Sylvia Kuria is an organic farmer in Kenya who founded Sylvia’s Basket,  a farm based in Limuru, committed to providing fresh organic vegetables to its customers. She is also an ambassador of IFOAM – Organics International who has conducted workshops to teach women and other smallholder farmers how to grow food organically. She told us the story of what set her on the organic path.

When I was five years old, I was on an eight-hour trip from Nairobi to Western Kenya to visit my grandparents. I was admiring the beautiful Limuru area and I boldly declared to my mother that when I grew up, I would marry a young lad from Limuru and become a farmer! My mom laughed it off until early 2004 when I also made another bold declaration that I had found my young lad from Limuru and we were getting married that year!

Sylvia on her farm © Sylvia’s Basket

It has been 35 years since my first declaration, and I know that dreams do come true. I am married and currently farming in Limuru. I was born and raised in the city, so you can imagine how little faith people had in this city girl who could not differentiate a bean plant from a weed!

I was too excited to care and soon started growing a variety of organic vegetables in my kitchen garden. My family begun enjoying a wide variety of vegetables and my venture proved quite successful because we always had more than enough food to eat.

Sylvia sharing her experiences about being a smallscale organic farmer during the  #IGrowYourFood action day

The natural progression was to move my hobby to a business. After three years of developing a successful kitchen garden, I started delivering vegetables to a few friends in Nairobi. It was not very difficult because by then, I was only cultivating on half an acre. We then decided to scale up like any other business would, and acquired 15 acres. On this land, we grew only organic food, using agroecological principles.

We sold most of our precious gold-standard vegetables at the local markets where it was never recognised as organic, and at low prices to greedy middle men. It was very frustrating especially after battling pests, diseases, drought and unreliable labor!

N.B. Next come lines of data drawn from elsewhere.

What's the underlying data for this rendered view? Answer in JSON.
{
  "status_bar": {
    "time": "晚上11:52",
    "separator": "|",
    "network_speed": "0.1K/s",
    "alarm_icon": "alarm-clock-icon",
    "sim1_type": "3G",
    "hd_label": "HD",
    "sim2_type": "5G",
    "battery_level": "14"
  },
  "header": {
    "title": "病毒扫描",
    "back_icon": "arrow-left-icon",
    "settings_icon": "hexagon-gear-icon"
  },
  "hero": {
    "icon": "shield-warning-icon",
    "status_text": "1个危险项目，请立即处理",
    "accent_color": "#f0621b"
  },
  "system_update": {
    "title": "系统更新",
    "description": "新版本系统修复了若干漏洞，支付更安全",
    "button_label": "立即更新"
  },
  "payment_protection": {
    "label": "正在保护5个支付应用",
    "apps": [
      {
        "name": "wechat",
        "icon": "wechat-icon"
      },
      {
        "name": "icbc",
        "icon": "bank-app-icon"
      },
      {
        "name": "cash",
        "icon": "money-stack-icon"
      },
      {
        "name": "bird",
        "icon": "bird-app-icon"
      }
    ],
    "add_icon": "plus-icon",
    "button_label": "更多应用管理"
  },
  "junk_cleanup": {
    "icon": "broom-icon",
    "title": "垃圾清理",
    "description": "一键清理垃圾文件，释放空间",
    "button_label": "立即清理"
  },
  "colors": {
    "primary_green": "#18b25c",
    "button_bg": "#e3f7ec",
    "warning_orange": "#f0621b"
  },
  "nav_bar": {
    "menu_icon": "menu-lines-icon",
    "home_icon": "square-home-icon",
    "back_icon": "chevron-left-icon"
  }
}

A variety of vegetables are grown on the farm, for instance, kale, carrots, cabbage, maize, spinach and lettuce © Sylvia’s Basket

One day in October 2019, I said enough is enough! I went online, looked for space and secured a tiny matchbox of a stall to sell our farm produce. I then contacted all my networks and started visiting organic farmers all over the country with the good news that they would have a shop that would buy all their produce every week! I also went online and told anyone who cared to follow our social media platforms that an affordable organic shop was set to open! Follow Sylvia on Instagram and Facebook.

Some friends and family were very sure I was too ambitious, but that sounded more like an encouragement to me. After all, I never heard of a mediocre person who conquered anything!

Much as she started with a few acres, Sylvia now grows a variety of vegetables on her farm © Sylvia’s Basket

I opened the shop in November 2019, and then the sleepless nights started. Overnight, I became an online marketer. I transported lettuce under the scotching sun and by the time I sold it, it was a shriveled leaf. I hired 10 fulltime staff and focused on sensitising people on why they should stop eating food sprayed with poisonous substances.

In the meantime, I was purchasing very high-quality produce from tens of smallscale farmers all over Kenya. I tried finding a mentor, but when I failed to find any, I decided to train farmers on how to convert to organic.

I realized my dream and made it a mission to keep working hard till I see my African brothers and sisters eating safe organic food. Afterall, organic is for all and not a select few! Remember, only “The people who are crazy enough to think they can change the world are the ones who do.” — Steve Jobs.

Learn more about Sylvia's Basket here